Encoder cable shielding


#1

I’m looking to open a discussion about shielding. From my experience and research it seems that shielding should be connected on one end only. Usually on the target end (I.E. motor or machine end). Also make sure that your shield is not the same signal as your gnd. It looks like the encoder cable that is available in the store does not have the shield connected at all. Can anyone verify this for me? The reason for not connecting the shield at both ends is to prevent ground loops.


#2

Hi Bart,

The type of noise coupling that you are experiencing and the type of signal that is being carried affects whether you ground both ends of the shield or just one end.

There are two forms of coupling that can occur on electromagnetic systems and they depend on whether your circuit is coupling to the B or magnetic field of the noise source or the E or electric field of the noise source. The former is called inductive coupling with the latter being called capacitive coupling. Both types are present on drive systems. Capacitive coupled noise tends to be a lot higher in frequency when compared to inductive coupled noise and is more predominant due to the high frequency switching that is used for electric commutation of the motor.

The decision of whether to ground a single end or both ends of your signal cable depends on whether it is carrying digital or analog signals. For digital signals (such as an encoder) it is generally best practice to ground both ends of the shield because this best mitigates the capacitive coupling that I mention above. The ground loop currents that are generated typically don’t have as much of an effect on the digital signals. If the signal cable is carrying analog signals it is best practice to only ground the inverter end of the shielded cable.

That being said, the most effective mitigation is to ensure systematic physical separation of power and signal cables. If you have a power and signal cable running parallel to each other the full distance back to your ODrive then the noise will couple from the power cable to the signal cable. It’s just a matter of whether it will be enough to cause missed or extra counts on your encoder input. Separate the two cables as much as possible to reduce noise coupling between them.

It is also good to ensure you use cables that have finely stranded shielding and that shielding is clamped to your ground points using a large contact area. The fine stranding and large contact area ensure a low impedance path to ground for the high frequency noise that your shield is hopefully preventing from coupling onto your signal conductors.

Lastly, magnetic fields couple onto electric signals through cable loops. For this reason it is generally best practice to not loop excess cable as this increases the potential for inductive coupling to occur. If you have excess cabling it is best to use a zig zag pattern or something where you aren’t creating cable loops.

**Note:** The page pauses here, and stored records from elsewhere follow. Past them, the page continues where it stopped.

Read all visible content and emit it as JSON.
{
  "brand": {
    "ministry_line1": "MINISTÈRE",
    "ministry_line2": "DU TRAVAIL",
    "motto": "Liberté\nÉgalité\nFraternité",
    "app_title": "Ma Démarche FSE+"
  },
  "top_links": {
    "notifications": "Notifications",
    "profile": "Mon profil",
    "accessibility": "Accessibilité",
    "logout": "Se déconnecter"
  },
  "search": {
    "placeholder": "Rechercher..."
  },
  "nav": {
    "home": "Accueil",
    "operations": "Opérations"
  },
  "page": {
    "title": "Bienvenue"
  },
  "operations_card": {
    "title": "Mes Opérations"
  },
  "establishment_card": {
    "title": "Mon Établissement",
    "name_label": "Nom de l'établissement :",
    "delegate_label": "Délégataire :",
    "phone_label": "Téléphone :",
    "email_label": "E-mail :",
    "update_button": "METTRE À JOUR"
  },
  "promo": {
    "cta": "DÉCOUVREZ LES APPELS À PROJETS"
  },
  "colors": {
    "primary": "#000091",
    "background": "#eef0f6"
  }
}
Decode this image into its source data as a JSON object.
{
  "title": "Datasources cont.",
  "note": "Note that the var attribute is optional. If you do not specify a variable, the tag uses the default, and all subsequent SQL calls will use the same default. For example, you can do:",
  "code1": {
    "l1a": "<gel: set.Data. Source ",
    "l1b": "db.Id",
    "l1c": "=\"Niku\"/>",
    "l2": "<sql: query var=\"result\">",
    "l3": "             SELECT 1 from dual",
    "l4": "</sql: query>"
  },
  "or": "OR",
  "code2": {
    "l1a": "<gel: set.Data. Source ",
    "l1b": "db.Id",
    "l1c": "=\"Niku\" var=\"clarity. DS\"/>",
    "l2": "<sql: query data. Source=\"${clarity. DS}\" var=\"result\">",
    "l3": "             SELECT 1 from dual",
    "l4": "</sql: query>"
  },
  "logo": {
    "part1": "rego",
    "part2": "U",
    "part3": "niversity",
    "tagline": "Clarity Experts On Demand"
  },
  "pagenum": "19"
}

Ryan


#3

One other point. It is usually also good to use finely stranded shielding on your motor power cables in addition to your signal cables. This has the effect of reducing the emission of noise rather than the reception. Two sides to the same problem.

Most of your hobby applications won’t have a nice conductive ground plane right underneath your machine like you see in most industrial applications. Without this, it is best to ensure a low inductance conduction path exists between your motor case and the odrive board. This is usually done by using shielded power cables and tying one end of the shield to the motor case and the other to the a grounding point on the odrive board using a large contact area at both connection points.


#4

I knew this would be a lively subject. I have done quite a bit of researching on this and there are a lot of considerations to think about. I am gonna let this simmer for a while and see what else people have to say about it. Does anyone know how the cable for the CUI AMT10 series is configured?


#5

Definitely is a lively subject. I should say that all of the things that I mention above are considered best practice. Most of it is geared toward high voltage industrial applications where you are running the drives off of a 600-800 VDC bus. Not following best practice isn’t necessarily going to break your system, and things may be more forgiving at 48VDC, but if you do run into noise issues they can become real head scratchers. It’s rare when you run into a situation where you can immediately and with confidence claim that your system isn’t running right due to noise coupling onto your signals.


#6

Hi Bart, I have been using 6 AMT encoders (AMT203) with 3 ODrives and the encoder cables are routed right next to the power cables without any shielding. Here are some things that I noticed:

  1. noise induced from switching was especially pronounced in the Z signal (not just spikes but you can see sqaure waves on the scope) and would almost always trigger “ERROR_CONTROL_DEADLINE_MISSED” (axis0 encoder Z pulse causing error in axis1 and vice versa)
  2. noise on A and B lines are definitely visible on the oscilloscope, but compared to Z pulse they are tiny jitters and wasn’t drifting the encoder counts on ODrive as far as I can confirm with AMT203’s absolute readings (I do have 150nF caps on A, B).
  3. Some motors cause a lot more noise in the encoder line than others.
    I have one motor that vibrates when trying to hold position and it induces a lot more noise than others.

I am currently upgrading to use differential line drivers for encoder signals and was undecided if I should shield it or not cuz from my prior experience if the source of noise was like right next to the signal, shielding didn’t help as much as I expected and using differential signal was usually enough. But after reading what Ryan said I think I should experiment shielding the motor power cables with stranded stuff. Thanks, I didn’t know you can do that.